*** Begin section ***

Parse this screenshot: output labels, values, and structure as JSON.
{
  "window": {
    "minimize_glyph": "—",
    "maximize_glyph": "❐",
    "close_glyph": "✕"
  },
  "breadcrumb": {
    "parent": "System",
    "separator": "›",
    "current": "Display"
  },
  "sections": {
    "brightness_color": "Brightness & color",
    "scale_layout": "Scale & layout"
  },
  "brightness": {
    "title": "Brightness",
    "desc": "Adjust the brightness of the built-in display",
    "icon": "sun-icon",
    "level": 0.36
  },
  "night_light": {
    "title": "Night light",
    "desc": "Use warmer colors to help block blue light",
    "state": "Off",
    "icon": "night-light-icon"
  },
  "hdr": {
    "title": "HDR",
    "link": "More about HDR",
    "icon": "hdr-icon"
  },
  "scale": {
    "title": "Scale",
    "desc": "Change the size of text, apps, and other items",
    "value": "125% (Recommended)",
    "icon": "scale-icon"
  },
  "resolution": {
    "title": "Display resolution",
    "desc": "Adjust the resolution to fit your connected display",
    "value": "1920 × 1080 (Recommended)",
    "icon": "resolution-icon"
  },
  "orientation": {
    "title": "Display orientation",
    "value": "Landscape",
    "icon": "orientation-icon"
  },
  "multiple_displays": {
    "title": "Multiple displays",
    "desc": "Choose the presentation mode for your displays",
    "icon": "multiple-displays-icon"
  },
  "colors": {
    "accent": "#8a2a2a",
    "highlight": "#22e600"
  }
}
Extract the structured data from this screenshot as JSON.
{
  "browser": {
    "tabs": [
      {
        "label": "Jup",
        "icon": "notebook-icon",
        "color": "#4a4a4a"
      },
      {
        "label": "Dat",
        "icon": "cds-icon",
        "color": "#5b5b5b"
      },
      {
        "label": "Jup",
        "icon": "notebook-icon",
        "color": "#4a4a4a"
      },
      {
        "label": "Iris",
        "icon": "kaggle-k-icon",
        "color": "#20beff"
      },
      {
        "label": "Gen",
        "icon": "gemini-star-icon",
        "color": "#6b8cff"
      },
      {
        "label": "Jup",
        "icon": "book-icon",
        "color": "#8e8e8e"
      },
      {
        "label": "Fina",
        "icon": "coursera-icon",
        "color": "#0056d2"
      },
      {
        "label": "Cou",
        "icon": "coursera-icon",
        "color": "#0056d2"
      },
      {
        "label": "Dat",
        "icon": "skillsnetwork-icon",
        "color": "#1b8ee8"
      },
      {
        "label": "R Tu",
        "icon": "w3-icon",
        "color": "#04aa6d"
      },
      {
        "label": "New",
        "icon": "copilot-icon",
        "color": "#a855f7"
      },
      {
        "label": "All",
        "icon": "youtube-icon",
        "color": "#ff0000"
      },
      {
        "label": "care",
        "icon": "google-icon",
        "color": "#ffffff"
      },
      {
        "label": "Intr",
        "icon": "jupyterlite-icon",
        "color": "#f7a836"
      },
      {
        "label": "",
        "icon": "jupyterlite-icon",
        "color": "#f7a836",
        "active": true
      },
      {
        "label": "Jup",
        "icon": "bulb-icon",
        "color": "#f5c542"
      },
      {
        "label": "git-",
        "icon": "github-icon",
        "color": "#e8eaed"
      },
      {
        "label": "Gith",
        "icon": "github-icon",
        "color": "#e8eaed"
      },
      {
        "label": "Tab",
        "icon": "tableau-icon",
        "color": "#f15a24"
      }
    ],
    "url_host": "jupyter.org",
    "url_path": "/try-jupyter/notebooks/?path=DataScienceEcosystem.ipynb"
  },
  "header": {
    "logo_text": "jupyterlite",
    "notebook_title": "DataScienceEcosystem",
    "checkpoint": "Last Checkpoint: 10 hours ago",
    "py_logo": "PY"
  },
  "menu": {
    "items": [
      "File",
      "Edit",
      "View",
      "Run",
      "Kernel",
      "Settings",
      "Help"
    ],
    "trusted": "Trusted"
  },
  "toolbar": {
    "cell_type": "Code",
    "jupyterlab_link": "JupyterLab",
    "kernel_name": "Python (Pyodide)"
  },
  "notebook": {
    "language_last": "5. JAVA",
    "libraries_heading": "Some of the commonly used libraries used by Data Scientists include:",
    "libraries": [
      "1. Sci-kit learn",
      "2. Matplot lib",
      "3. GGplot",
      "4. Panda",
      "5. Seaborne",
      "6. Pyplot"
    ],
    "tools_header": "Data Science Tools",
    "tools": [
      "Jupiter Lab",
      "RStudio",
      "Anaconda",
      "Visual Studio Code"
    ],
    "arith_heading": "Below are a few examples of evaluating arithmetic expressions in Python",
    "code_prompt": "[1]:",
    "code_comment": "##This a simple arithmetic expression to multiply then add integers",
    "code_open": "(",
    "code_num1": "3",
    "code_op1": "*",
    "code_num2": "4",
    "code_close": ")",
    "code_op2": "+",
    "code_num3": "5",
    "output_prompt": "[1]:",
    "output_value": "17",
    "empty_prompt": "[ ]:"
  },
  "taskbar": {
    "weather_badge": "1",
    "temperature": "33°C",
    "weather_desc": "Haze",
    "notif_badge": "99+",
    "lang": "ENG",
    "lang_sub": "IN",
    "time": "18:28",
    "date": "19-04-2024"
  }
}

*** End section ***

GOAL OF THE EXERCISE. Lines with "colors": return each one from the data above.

REPLY.
    "desc": "Use warmer colors to help block blue light",
  "colors": {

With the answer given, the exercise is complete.